(Source information Opens)

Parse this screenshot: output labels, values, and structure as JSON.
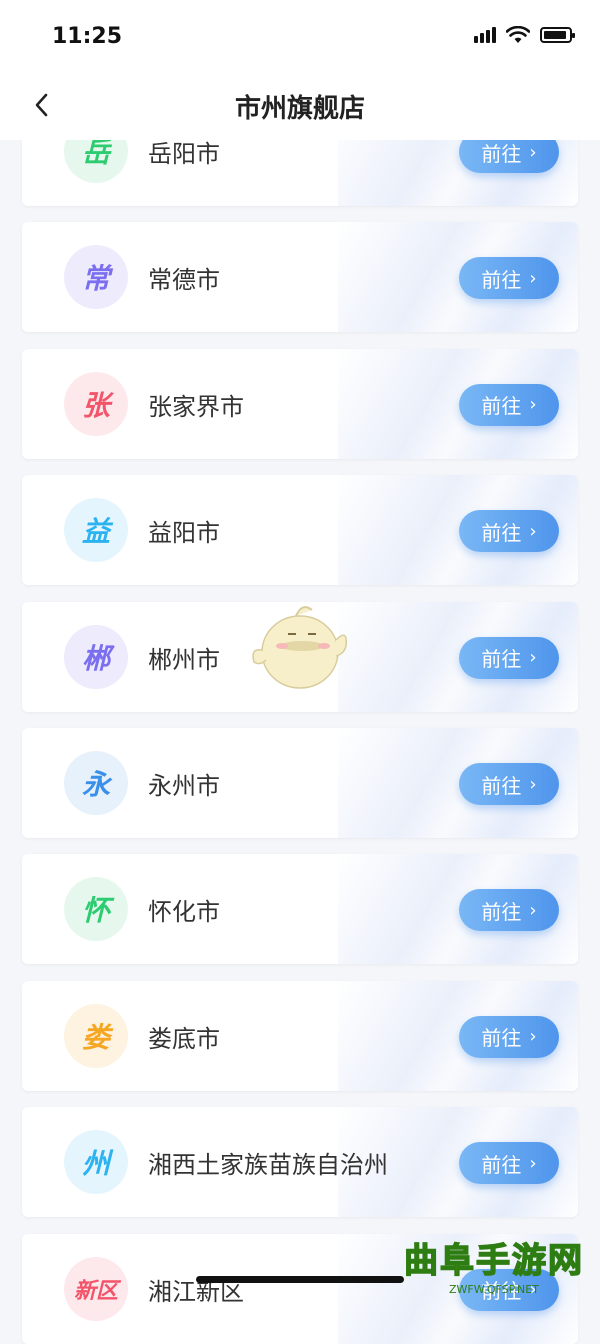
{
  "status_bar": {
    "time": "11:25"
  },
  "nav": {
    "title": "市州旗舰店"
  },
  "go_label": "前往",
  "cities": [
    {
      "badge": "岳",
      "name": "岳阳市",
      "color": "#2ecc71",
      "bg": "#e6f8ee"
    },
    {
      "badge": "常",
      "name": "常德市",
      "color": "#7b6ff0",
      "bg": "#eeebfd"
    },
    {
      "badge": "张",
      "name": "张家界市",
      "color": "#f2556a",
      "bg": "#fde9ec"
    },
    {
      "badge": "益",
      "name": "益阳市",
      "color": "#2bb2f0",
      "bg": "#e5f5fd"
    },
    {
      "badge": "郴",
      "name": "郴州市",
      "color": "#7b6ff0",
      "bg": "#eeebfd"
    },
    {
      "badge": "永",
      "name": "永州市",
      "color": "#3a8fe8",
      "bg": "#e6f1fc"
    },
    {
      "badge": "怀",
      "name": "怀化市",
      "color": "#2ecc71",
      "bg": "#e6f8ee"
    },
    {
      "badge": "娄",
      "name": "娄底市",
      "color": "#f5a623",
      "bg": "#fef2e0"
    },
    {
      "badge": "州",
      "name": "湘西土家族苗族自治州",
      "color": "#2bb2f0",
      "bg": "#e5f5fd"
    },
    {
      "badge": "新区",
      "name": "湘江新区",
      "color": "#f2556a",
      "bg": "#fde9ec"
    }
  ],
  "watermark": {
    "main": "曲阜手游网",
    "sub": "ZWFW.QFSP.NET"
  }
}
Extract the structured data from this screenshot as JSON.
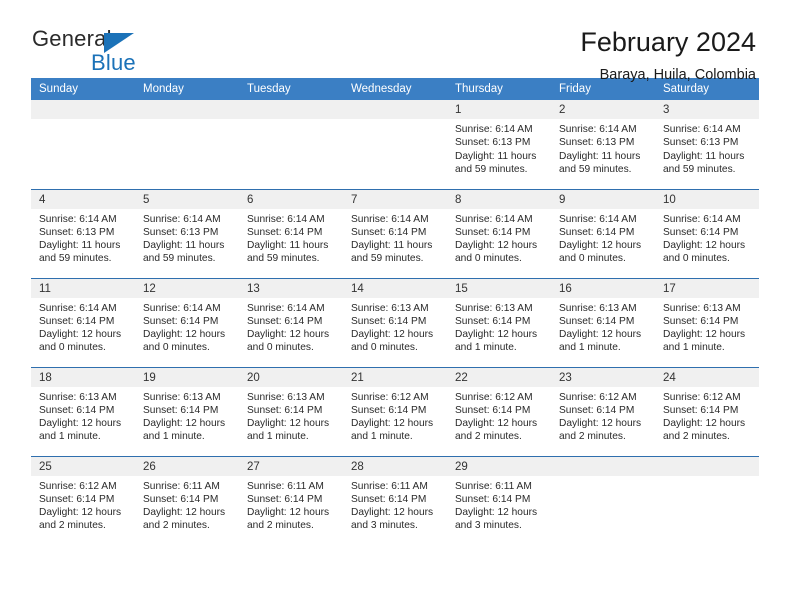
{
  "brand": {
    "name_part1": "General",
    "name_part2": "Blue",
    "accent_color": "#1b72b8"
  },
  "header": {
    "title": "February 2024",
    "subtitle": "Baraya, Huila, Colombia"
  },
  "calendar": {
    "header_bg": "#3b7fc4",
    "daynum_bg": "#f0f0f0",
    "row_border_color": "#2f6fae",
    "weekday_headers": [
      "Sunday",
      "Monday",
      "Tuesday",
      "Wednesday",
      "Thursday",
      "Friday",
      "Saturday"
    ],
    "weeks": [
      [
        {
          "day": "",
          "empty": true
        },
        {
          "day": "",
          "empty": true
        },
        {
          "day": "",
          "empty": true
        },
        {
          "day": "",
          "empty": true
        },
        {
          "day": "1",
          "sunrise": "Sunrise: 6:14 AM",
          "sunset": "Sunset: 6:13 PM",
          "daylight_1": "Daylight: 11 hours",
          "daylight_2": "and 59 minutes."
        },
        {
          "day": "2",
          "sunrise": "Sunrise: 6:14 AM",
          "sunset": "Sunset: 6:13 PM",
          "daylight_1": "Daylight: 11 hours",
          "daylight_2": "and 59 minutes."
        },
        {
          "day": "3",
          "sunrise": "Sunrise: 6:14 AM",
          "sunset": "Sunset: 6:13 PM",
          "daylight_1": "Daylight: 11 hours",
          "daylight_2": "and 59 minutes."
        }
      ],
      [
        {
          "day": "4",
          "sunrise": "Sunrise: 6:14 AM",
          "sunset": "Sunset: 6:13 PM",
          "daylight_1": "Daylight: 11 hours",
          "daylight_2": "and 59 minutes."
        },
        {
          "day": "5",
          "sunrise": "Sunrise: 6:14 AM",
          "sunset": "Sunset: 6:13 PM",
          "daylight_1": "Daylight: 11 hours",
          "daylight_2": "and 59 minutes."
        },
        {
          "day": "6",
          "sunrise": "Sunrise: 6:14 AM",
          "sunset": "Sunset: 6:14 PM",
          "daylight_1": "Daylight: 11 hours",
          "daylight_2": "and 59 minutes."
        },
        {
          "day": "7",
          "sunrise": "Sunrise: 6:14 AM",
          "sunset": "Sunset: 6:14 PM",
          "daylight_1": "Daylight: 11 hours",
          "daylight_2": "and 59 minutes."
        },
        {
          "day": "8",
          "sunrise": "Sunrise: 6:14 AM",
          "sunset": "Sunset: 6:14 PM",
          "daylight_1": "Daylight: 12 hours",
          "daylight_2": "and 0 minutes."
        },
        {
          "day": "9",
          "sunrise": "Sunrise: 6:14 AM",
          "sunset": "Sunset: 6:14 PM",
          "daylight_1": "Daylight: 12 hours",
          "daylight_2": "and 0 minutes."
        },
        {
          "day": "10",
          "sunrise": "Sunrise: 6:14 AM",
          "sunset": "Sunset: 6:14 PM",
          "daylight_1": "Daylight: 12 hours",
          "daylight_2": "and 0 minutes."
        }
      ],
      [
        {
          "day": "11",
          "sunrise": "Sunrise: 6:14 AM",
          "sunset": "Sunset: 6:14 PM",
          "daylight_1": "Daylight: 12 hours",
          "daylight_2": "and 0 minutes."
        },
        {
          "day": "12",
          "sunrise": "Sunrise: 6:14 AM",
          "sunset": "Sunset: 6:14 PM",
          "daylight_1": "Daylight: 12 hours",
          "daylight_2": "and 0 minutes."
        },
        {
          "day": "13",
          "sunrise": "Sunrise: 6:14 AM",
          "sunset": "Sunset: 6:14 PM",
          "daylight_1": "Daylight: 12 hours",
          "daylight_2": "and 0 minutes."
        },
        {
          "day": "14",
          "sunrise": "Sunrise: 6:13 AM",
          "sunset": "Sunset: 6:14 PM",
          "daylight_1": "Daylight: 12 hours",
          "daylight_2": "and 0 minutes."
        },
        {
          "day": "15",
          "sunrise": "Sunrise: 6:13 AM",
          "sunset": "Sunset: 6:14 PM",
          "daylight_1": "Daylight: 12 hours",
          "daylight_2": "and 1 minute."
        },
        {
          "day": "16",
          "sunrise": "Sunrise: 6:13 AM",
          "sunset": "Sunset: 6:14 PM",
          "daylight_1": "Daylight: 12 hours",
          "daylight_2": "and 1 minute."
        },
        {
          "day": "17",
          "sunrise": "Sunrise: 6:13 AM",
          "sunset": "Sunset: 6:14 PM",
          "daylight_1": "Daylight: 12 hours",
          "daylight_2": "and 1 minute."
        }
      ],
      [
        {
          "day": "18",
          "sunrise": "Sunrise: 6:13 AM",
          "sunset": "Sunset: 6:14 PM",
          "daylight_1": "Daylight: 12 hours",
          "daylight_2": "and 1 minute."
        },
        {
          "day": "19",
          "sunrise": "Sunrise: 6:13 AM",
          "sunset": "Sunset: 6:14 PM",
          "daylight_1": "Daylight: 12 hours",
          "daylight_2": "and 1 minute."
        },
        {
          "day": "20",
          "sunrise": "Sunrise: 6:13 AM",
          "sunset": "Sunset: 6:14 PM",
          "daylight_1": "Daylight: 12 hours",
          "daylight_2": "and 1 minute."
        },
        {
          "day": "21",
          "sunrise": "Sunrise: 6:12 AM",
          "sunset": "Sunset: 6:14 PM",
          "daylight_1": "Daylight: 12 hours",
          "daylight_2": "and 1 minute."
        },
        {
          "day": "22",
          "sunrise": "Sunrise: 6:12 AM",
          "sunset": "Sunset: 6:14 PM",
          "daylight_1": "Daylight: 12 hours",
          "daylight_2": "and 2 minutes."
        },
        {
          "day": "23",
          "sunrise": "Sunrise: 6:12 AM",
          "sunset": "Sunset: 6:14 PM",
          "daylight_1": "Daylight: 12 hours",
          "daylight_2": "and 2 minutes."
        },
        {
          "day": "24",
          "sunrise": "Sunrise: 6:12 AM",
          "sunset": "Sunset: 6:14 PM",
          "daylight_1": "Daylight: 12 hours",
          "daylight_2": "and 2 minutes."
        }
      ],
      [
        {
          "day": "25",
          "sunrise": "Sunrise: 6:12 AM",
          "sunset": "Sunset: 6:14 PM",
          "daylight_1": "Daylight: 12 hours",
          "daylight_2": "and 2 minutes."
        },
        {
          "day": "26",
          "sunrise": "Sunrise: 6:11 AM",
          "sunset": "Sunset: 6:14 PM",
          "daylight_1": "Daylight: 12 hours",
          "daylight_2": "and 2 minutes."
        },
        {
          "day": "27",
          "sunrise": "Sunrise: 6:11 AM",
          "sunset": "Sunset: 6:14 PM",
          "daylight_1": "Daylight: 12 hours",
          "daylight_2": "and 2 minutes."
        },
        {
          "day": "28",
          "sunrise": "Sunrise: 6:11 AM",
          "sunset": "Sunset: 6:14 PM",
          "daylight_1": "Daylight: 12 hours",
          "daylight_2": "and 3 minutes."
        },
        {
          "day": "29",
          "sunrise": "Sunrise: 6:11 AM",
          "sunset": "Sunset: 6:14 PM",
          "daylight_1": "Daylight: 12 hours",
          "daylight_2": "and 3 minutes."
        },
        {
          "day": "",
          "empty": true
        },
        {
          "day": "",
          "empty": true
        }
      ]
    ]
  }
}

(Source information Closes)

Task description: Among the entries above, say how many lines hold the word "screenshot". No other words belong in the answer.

Reply to the exercise: 2